* **RECORDS FOR THE EXERCISE**
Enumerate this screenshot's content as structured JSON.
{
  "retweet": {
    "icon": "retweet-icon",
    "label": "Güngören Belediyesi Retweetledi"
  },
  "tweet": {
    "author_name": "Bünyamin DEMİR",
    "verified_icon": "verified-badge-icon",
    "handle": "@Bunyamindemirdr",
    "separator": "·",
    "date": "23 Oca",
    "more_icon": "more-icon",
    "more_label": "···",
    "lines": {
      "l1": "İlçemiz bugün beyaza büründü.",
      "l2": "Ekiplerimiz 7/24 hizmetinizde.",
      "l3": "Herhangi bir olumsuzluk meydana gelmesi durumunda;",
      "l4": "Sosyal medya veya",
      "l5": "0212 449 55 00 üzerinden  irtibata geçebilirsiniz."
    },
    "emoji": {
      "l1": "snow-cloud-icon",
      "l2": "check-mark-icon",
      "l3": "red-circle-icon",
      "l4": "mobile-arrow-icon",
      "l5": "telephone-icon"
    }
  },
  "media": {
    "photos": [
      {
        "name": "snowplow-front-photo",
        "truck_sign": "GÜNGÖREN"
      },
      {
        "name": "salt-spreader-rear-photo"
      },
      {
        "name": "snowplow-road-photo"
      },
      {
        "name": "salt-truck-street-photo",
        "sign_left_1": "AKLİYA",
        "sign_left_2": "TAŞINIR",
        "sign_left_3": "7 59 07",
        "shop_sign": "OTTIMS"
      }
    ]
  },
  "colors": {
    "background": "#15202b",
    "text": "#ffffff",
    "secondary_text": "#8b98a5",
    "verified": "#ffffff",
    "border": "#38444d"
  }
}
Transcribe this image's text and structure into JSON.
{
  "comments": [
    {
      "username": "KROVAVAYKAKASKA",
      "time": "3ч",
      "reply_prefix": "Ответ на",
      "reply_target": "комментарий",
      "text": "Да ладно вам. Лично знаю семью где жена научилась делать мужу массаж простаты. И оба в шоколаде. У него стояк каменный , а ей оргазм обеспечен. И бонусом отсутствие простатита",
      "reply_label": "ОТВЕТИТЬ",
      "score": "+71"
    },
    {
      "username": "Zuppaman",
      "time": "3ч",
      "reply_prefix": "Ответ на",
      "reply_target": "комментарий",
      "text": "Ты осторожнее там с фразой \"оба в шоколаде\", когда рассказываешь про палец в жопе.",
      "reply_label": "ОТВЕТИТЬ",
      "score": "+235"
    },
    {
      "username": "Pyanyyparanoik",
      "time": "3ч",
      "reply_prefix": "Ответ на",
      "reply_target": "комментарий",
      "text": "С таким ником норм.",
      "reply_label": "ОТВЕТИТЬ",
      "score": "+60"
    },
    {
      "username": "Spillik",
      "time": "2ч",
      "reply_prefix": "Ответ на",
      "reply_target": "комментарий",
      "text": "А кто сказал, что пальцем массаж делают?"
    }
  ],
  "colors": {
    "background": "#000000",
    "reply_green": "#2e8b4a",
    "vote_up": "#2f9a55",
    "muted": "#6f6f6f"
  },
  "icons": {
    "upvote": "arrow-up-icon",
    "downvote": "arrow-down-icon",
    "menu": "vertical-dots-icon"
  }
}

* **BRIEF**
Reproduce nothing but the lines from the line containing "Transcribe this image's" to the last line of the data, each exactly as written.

* **ANSWER AREA**
Transcribe this image's text and structure into JSON.
{
  "comments": [
    {
      "username": "KROVAVAYKAKASKA",
      "time": "3ч",
      "reply_prefix": "Ответ на",
      "reply_target": "комментарий",
      "text": "Да ладно вам. Лично знаю семью где жена научилась делать мужу массаж простаты. И оба в шоколаде. У него стояк каменный , а ей оргазм обеспечен. И бонусом отсутствие простатита",
      "reply_label": "ОТВЕТИТЬ",
      "score": "+71"
    },
    {
      "username": "Zuppaman",
      "time": "3ч",
      "reply_prefix": "Ответ на",
      "reply_target": "комментарий",
      "text": "Ты осторожнее там с фразой \"оба в шоколаде\", когда рассказываешь про палец в жопе.",
      "reply_label": "ОТВЕТИТЬ",
      "score": "+235"
    },
    {
      "username": "Pyanyyparanoik",
      "time": "3ч",
      "reply_prefix": "Ответ на",
      "reply_target": "комментарий",
      "text": "С таким ником норм.",
      "reply_label": "ОТВЕТИТЬ",
      "score": "+60"
    },
    {
      "username": "Spillik",
      "time": "2ч",
      "reply_prefix": "Ответ на",
      "reply_target": "комментарий",
      "text": "А кто сказал, что пальцем массаж делают?"
    }
  ],
  "colors": {
    "background": "#000000",
    "reply_green": "#2e8b4a",
    "vote_up": "#2f9a55",
    "muted": "#6f6f6f"
  },
  "icons": {
    "upvote": "arrow-up-icon",
    "downvote": "arrow-down-icon",
    "menu": "vertical-dots-icon"
  }
}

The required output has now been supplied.